Work task: Could you filter the records below and return each line that holds "this"?

Given records:
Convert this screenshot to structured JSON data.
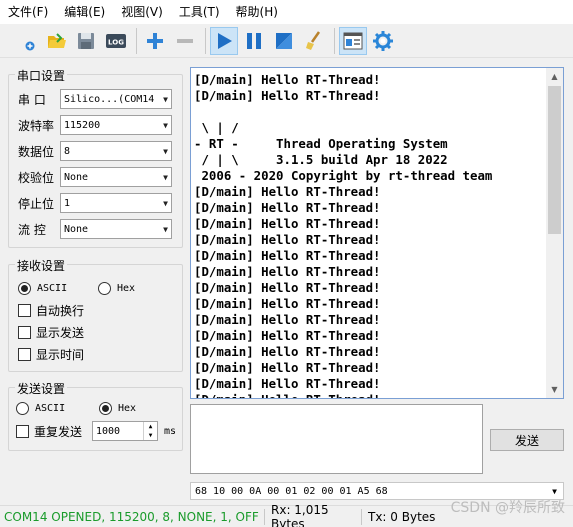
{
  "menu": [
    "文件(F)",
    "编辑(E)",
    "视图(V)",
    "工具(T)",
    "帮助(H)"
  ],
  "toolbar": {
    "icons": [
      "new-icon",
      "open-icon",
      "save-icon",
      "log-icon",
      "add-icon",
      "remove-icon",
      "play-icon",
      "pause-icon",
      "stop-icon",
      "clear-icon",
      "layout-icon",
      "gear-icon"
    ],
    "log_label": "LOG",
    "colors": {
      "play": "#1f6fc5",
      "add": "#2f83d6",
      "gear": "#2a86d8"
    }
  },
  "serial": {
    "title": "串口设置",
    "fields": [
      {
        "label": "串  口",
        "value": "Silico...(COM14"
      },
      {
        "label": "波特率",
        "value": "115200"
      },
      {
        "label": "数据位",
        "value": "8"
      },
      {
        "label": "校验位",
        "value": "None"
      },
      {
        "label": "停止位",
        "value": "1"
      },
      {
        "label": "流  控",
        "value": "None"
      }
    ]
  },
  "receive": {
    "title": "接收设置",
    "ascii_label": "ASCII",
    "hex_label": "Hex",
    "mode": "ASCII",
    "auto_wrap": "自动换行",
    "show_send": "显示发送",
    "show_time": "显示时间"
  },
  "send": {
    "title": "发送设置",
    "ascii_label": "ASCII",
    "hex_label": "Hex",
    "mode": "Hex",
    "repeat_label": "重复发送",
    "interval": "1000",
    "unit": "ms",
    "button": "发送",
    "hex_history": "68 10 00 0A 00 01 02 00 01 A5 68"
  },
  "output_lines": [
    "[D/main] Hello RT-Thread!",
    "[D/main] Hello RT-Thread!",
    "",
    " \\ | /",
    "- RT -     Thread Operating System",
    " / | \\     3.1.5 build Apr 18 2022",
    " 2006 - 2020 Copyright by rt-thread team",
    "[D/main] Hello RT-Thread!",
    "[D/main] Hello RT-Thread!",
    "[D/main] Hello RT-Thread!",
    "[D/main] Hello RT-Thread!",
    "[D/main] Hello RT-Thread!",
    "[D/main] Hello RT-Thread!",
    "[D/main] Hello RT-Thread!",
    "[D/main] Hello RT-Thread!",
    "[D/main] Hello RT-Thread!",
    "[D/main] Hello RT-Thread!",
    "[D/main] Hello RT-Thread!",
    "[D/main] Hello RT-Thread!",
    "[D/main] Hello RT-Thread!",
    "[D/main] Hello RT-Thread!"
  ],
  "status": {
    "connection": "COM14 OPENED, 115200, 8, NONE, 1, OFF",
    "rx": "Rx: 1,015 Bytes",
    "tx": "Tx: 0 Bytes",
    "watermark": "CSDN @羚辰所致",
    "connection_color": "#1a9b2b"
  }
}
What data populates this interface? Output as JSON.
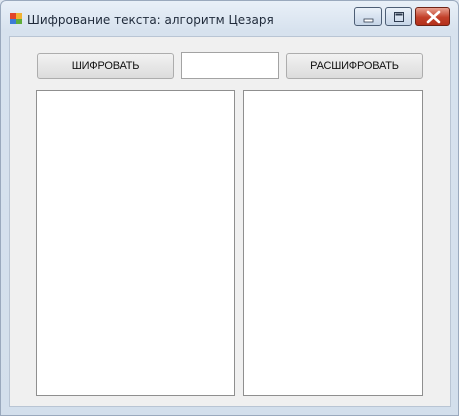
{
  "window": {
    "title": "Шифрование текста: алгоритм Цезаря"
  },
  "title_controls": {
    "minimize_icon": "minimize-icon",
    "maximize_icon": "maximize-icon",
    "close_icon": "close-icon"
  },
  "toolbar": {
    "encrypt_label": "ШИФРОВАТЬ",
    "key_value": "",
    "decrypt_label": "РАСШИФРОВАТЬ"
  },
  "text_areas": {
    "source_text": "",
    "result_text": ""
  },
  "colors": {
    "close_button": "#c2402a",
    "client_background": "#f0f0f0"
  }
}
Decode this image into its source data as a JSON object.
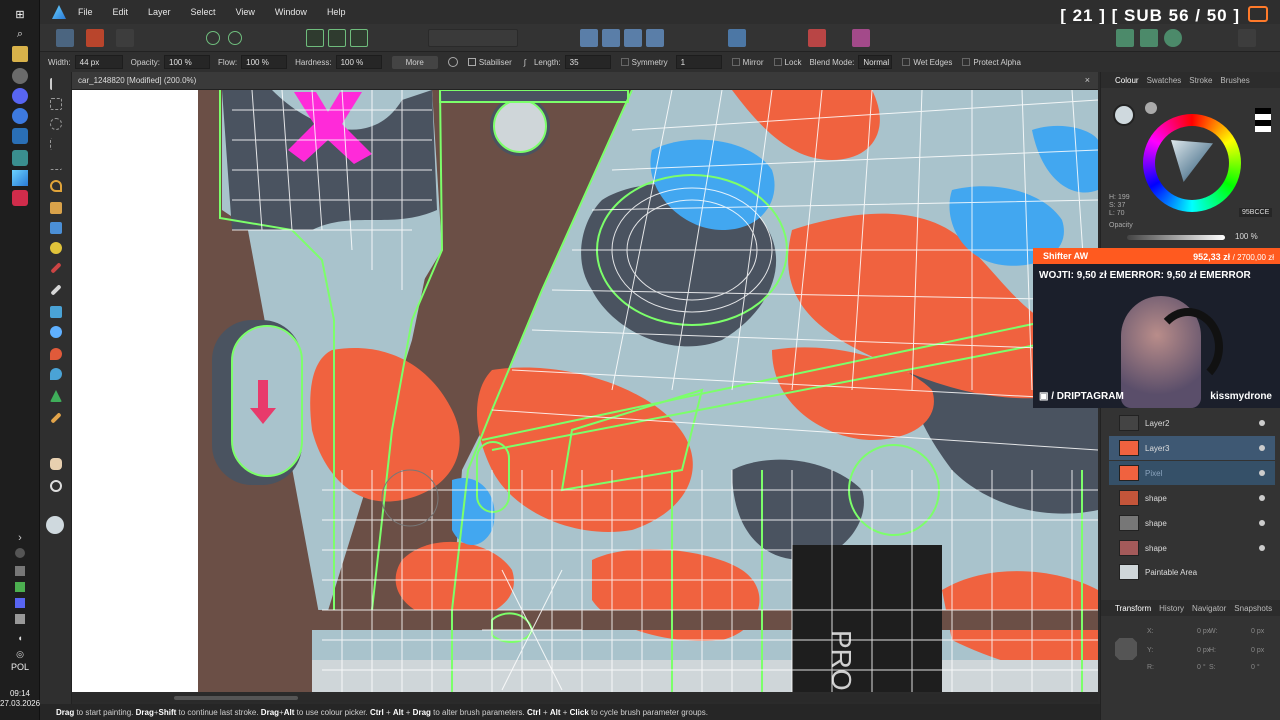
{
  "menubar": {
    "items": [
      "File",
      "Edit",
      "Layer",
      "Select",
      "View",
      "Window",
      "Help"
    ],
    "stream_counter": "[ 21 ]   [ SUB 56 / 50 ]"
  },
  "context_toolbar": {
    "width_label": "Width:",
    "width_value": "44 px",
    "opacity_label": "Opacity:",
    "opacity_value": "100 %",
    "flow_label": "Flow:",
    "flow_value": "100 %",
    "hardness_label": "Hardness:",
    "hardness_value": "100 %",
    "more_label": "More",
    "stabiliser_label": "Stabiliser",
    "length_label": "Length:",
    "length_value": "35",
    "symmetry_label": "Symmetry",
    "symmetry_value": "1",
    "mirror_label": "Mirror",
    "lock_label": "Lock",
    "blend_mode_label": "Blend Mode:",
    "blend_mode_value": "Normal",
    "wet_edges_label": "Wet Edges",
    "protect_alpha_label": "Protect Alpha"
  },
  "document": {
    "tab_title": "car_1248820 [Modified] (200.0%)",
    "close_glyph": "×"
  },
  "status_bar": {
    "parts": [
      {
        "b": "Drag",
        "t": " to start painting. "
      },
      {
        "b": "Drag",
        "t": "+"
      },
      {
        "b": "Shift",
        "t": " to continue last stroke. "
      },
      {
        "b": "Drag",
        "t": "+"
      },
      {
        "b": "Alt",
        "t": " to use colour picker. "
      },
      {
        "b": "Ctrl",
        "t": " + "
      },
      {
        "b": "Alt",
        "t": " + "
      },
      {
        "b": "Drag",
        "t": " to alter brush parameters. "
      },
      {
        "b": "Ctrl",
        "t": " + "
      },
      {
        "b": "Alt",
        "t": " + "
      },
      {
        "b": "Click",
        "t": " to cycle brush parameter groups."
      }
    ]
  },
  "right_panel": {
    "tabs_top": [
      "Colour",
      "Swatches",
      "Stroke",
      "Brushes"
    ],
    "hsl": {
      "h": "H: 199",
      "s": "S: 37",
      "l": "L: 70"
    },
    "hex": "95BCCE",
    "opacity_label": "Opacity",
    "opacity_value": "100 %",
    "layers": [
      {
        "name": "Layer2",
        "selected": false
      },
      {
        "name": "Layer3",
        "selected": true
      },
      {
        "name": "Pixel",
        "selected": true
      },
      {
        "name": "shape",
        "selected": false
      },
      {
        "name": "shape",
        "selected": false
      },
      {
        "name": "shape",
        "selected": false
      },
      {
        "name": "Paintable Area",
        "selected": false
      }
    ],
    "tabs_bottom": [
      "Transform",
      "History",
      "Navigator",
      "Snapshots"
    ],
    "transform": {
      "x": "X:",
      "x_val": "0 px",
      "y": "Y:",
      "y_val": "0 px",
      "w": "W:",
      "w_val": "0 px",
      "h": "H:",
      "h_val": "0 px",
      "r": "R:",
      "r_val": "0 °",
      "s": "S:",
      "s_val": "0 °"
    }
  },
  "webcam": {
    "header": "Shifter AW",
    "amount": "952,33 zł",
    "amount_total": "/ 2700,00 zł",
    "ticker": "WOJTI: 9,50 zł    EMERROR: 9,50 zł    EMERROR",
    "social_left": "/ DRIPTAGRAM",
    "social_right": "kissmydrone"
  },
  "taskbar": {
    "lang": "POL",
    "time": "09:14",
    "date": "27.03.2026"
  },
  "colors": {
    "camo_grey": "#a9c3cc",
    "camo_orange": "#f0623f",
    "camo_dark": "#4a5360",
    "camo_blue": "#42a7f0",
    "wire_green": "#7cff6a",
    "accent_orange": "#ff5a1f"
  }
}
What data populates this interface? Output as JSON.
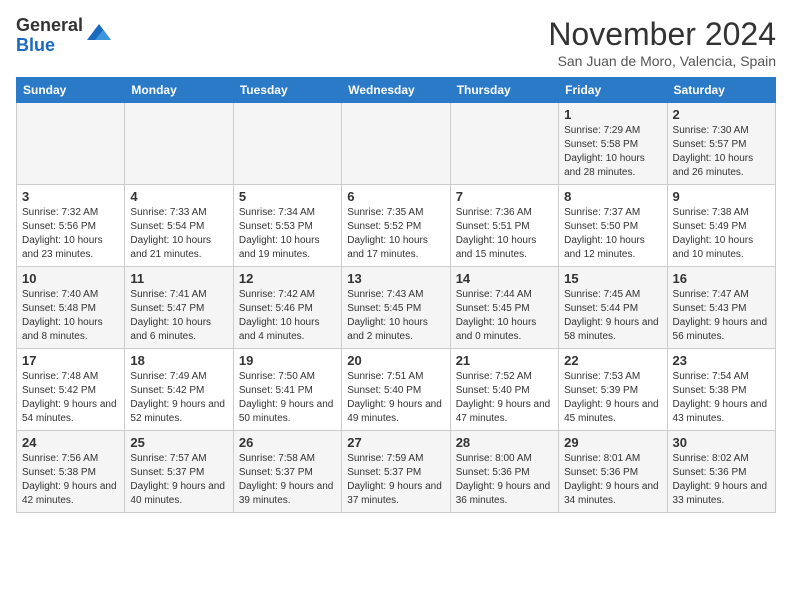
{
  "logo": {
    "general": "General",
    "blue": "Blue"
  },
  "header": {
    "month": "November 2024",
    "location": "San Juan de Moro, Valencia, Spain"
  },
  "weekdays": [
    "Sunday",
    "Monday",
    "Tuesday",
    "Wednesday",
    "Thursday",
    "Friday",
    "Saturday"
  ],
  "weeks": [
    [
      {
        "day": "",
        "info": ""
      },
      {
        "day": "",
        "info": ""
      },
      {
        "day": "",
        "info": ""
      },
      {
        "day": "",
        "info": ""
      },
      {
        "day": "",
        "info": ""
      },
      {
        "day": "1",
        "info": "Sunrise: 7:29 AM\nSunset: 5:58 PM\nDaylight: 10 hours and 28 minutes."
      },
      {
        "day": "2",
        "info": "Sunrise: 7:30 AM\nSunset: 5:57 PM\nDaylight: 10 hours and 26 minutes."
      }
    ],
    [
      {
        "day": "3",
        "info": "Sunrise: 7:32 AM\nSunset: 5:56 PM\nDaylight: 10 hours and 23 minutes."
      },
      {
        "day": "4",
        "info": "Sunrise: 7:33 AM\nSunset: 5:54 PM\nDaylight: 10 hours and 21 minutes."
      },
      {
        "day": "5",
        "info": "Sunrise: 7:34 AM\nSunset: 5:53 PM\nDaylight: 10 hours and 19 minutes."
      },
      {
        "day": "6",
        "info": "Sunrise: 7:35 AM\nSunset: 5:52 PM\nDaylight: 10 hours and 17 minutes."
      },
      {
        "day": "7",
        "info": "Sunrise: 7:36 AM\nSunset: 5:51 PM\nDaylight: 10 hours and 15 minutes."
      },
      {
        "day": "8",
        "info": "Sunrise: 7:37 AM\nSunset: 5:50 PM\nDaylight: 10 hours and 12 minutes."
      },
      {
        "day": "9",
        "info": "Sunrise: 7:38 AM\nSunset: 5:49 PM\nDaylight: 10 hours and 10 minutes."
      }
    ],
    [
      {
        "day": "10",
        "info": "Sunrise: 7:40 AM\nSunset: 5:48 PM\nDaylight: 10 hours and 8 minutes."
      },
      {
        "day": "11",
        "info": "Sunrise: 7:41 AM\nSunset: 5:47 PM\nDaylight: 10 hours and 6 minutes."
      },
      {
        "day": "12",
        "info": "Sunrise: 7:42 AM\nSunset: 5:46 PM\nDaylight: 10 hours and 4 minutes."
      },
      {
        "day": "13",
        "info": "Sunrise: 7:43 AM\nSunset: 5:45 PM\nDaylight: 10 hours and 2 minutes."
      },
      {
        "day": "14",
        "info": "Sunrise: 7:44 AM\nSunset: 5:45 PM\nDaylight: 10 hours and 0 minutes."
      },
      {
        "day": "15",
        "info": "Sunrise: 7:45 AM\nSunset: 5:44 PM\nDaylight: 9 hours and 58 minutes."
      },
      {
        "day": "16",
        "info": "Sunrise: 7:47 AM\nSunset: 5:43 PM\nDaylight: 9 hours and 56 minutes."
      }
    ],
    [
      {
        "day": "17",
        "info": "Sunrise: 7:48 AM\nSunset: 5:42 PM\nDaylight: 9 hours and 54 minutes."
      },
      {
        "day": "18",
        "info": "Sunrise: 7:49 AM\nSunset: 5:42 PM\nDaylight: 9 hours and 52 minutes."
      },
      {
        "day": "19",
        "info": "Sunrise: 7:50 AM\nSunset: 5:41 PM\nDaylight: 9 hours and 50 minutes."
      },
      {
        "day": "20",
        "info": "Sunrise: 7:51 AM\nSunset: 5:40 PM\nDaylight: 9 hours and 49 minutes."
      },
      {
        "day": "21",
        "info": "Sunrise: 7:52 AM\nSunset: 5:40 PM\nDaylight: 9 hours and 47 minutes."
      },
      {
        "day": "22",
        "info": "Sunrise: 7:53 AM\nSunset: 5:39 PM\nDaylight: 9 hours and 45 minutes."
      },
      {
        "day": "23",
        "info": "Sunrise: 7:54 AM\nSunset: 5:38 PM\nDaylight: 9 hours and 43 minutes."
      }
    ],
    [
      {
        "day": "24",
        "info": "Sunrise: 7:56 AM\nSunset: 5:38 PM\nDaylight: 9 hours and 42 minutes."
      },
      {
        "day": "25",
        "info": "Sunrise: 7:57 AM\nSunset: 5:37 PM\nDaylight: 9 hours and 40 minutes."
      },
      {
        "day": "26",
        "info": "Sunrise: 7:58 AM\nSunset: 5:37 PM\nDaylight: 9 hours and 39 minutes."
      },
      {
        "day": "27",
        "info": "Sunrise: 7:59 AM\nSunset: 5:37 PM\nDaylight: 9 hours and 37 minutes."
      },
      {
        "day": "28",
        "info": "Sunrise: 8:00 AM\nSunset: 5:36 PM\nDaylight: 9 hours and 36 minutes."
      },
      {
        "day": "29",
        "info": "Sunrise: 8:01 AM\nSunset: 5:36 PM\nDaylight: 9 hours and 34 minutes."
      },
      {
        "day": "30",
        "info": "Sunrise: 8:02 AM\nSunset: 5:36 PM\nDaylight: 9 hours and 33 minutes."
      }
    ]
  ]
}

Exercise answer:
Convert this screenshot to structured JSON data.
What data populates this interface? Output as JSON.
Decode this image into its source data as a JSON object.
What data populates this interface? Output as JSON.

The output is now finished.